**Data to examine**
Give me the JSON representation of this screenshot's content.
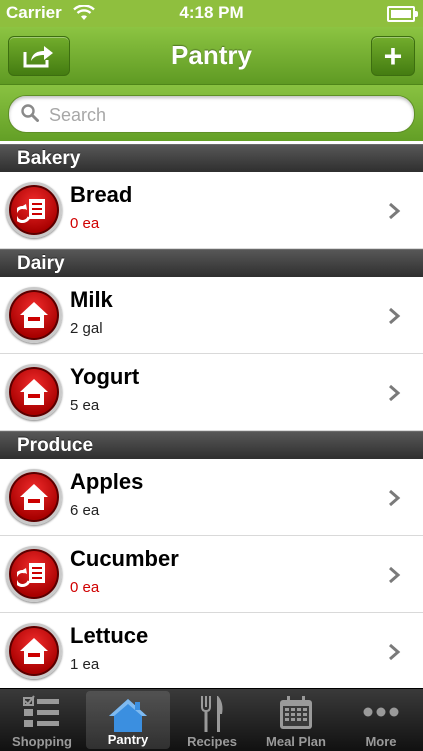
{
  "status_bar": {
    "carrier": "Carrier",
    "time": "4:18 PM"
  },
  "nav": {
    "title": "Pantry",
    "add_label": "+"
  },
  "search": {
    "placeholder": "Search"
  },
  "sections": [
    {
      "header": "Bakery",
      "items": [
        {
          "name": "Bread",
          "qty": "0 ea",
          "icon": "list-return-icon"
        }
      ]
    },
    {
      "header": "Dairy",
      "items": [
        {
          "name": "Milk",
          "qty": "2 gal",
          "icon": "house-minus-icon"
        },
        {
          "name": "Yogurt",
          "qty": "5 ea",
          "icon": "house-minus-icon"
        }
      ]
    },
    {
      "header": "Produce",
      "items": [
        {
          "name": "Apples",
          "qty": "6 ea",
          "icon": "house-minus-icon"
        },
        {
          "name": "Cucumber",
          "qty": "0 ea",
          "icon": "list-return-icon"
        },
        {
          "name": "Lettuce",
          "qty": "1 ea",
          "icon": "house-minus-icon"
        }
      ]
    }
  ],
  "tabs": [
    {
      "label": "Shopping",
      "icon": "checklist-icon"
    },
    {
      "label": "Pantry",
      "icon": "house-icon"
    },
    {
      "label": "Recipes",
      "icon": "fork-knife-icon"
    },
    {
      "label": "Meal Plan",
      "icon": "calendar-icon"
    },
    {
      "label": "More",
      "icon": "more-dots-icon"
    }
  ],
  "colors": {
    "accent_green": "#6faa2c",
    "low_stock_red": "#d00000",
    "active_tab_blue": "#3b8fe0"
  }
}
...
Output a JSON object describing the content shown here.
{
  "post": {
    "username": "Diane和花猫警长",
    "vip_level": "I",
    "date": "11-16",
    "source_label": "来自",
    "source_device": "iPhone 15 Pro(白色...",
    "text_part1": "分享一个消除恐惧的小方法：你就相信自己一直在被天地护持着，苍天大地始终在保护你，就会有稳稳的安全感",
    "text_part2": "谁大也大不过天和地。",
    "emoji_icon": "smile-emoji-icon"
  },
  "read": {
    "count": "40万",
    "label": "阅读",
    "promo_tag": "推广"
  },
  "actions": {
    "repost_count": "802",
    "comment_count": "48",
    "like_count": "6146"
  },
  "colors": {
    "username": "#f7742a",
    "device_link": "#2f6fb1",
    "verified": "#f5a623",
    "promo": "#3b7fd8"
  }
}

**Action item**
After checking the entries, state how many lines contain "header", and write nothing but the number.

**Solved exercise**
3